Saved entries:
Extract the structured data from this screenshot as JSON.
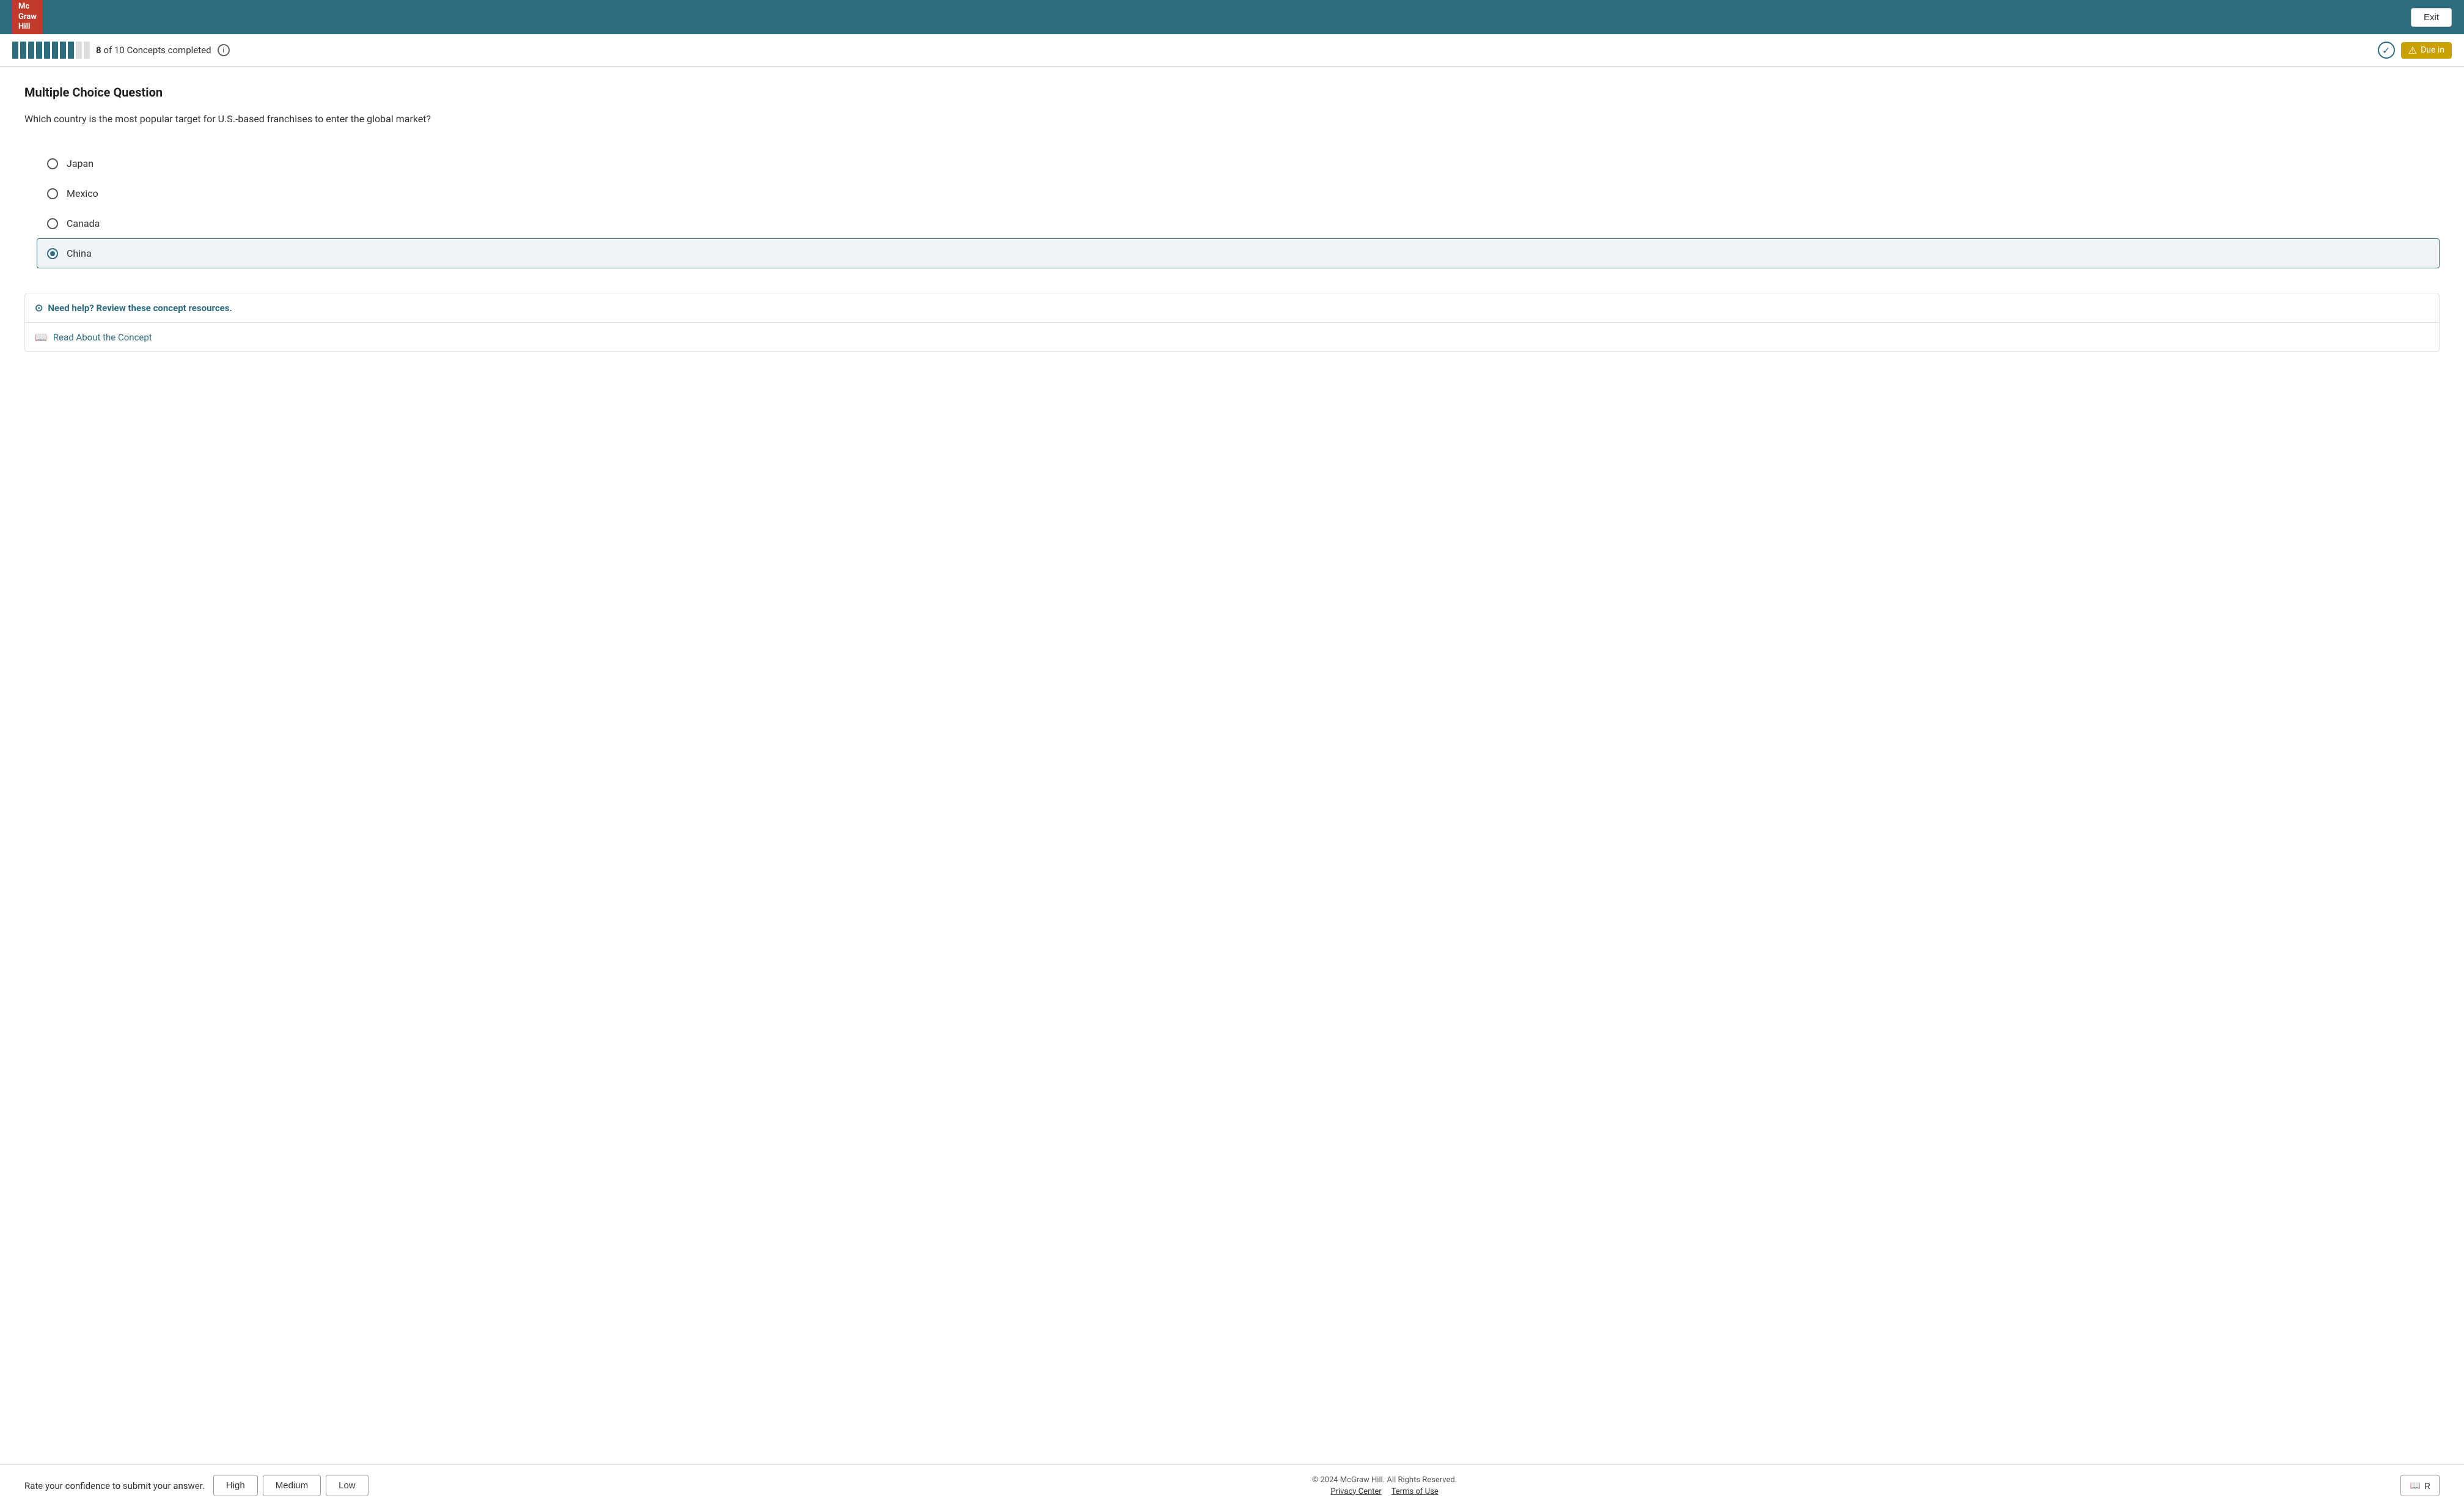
{
  "nav": {
    "logo_line1": "Mc",
    "logo_line2": "Graw",
    "logo_line3": "Hill",
    "exit_label": "Exit"
  },
  "progress": {
    "current": 8,
    "total": 10,
    "label": "of 10",
    "suffix": "Concepts completed",
    "info_label": "i",
    "total_segments": 10,
    "filled_segments": 8,
    "due_label": "Due in"
  },
  "question": {
    "type_label": "Multiple Choice Question",
    "text": "Which country is the most popular target for U.S.-based franchises to enter the global market?",
    "options": [
      {
        "id": "japan",
        "label": "Japan"
      },
      {
        "id": "mexico",
        "label": "Mexico"
      },
      {
        "id": "canada",
        "label": "Canada"
      },
      {
        "id": "china",
        "label": "China"
      }
    ],
    "selected_option": "china"
  },
  "help": {
    "header_label": "Need help? Review these concept resources.",
    "read_label": "Read About the Concept"
  },
  "footer": {
    "confidence_prompt": "Rate your confidence to submit your answer.",
    "high_label": "High",
    "medium_label": "Medium",
    "low_label": "Low",
    "copyright": "© 2024 McGraw Hill. All Rights Reserved.",
    "privacy_label": "Privacy Center",
    "terms_label": "Terms of Use",
    "read_concept_label": "R"
  }
}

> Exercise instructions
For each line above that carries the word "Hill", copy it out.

> Task answer
    "logo_line3": "Hill",
    "copyright": "© 2024 McGraw Hill. All Rights Reserved.",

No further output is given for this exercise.